To create a canon of the musicalculture we have access to today would be a much more difficult task as theboundaries of good works are much less clear and the different types and genresof music are much more diverse. When looking at society in this way we begin tolook backward framing the structure of canon in terms that are not specific toour time, which highlights many flaws including those around the inclusion ofwork of minority groups. Which in turn encourages reflection on the accuracy ofthe canon in the past – music could have been equally diverse and non-unifiedbut for aesthetic reasons works which did not fit into the mould of the periodwere not established into the canon and thought of as great works. The musicallandscape we see today could have been very different if another authoritativefigure had been the power behind decisions that brought the canon into being. Interpretationin music is of vital importance, when performing the music must be brought offof the page to depict something.
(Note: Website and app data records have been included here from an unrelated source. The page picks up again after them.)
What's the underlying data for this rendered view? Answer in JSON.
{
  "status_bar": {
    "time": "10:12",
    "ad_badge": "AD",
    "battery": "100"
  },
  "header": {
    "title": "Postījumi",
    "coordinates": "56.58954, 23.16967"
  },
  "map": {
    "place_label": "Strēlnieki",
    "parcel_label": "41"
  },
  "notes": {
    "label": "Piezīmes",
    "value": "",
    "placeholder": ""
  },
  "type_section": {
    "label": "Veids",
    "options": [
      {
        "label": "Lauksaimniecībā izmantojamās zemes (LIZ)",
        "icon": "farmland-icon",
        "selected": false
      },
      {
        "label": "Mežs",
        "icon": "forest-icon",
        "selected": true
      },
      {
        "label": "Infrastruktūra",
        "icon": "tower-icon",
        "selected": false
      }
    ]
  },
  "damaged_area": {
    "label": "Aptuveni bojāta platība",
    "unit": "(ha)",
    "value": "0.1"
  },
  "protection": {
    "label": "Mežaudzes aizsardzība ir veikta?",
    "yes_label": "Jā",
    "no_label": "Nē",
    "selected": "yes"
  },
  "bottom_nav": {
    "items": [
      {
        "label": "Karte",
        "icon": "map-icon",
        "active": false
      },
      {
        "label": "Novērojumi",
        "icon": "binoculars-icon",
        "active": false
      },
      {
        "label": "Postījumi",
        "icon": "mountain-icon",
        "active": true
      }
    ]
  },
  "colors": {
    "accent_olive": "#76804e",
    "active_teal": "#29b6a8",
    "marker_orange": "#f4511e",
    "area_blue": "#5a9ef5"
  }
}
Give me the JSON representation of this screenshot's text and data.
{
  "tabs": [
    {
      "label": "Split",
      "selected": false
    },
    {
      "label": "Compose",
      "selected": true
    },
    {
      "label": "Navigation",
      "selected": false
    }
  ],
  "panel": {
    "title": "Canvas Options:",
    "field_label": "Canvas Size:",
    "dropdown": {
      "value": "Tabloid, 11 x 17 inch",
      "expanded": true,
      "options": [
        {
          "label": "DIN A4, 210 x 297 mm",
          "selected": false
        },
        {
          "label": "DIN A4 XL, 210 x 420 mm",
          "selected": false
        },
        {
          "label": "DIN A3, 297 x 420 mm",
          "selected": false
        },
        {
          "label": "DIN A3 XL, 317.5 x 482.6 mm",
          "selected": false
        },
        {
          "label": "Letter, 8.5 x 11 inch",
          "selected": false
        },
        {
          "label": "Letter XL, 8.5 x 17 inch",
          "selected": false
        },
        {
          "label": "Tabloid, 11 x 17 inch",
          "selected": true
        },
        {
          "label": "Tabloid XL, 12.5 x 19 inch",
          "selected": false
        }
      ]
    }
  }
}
The very nature of canon galvanises certaincomposers as prominent within their time period, which is very useful whenlooking further into the meaning behind the notes. As certain composers havethe upper hand in the popularity ranks there is much literature that can befound surrounding them and their lives and so researching the journeys thatthey took and the possible life experiences that influenced their creativechoices is a relatively easy task. If the canon did not function in the manner whichit has many individual pieces may have been remembered for their merits butwithout an over arching link or a specific biographical line in mind andtherefor the volume of information surrounding those composers, pieces andtheir origins would have been much more limited. The information we have is specialist,concentrated on the lives of a select few but the sheer depth of thisinformation allows us to reach much further into the interpretation of what thecomposer intended to convey and allows us a real insight into their lives andinfluences. … to have a one hit wonder in classical music is almost unheard ofbut in todays temporary culture works and the artists behind them unlessworshipped by a committed following are often enjoyed for a time but so quicklyforgotten.
The canon in this ay forms a distinction between the longevity ofmusic now and in the past – in essence the Top 40 charts are an intermediatecanon created weekly based on the popularity and following a song receives.Although still based primary on financial support, the aesthetic conformity ofa song does not discount it from being placed highly in the rankings of theday, although often popularity is synonymous to this as it is human nature togravitate towards comfort and similarity.